When you find the word "return" in a line of the entries, please copy the whole line.

(Source data)
────────────────────────────────────────

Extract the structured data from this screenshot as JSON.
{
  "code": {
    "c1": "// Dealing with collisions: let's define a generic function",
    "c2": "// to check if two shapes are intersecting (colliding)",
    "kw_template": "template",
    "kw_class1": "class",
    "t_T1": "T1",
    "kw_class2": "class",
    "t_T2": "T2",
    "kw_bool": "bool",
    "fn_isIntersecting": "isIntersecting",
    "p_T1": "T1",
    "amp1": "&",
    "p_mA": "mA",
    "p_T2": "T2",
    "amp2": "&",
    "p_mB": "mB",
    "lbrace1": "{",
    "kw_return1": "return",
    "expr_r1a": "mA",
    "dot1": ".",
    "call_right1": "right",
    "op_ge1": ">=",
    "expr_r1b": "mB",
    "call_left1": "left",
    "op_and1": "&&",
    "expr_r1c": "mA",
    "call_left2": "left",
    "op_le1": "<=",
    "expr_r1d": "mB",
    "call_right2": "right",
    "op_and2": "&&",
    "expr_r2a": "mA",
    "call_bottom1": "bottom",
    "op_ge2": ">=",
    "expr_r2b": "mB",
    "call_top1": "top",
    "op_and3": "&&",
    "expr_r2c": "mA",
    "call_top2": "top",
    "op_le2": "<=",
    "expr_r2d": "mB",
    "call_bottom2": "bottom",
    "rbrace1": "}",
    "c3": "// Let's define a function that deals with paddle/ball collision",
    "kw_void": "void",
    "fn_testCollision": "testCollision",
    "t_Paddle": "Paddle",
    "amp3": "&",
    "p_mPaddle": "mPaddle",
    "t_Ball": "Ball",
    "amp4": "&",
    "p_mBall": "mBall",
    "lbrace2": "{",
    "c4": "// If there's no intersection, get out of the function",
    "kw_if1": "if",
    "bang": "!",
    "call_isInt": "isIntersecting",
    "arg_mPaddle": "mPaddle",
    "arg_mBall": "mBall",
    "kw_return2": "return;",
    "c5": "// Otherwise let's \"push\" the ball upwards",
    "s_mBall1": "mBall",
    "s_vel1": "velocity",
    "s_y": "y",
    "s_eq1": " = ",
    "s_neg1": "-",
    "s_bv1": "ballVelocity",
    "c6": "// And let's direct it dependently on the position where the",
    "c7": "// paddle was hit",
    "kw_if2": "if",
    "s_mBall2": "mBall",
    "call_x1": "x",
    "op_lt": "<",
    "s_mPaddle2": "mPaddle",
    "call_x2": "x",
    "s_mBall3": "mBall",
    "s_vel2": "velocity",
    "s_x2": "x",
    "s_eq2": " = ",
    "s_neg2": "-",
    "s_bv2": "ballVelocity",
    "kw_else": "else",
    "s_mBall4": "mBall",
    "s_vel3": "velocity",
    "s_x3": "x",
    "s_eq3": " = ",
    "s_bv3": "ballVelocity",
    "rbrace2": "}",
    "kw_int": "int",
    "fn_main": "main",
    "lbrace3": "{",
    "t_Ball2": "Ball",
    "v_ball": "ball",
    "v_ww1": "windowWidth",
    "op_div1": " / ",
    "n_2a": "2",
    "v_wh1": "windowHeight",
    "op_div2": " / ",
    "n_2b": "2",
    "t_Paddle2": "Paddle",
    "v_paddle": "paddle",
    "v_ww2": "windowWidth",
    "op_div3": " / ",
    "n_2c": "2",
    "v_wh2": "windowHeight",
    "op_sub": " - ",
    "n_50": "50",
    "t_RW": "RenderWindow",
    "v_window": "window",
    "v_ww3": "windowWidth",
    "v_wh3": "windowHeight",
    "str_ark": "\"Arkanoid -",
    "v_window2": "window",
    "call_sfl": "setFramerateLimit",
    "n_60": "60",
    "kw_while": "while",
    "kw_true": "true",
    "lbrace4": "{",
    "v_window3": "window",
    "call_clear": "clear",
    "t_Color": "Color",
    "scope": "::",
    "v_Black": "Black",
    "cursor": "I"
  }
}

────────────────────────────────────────

*Response below*
    "kw_return1": "return",
    "kw_return2": "return;",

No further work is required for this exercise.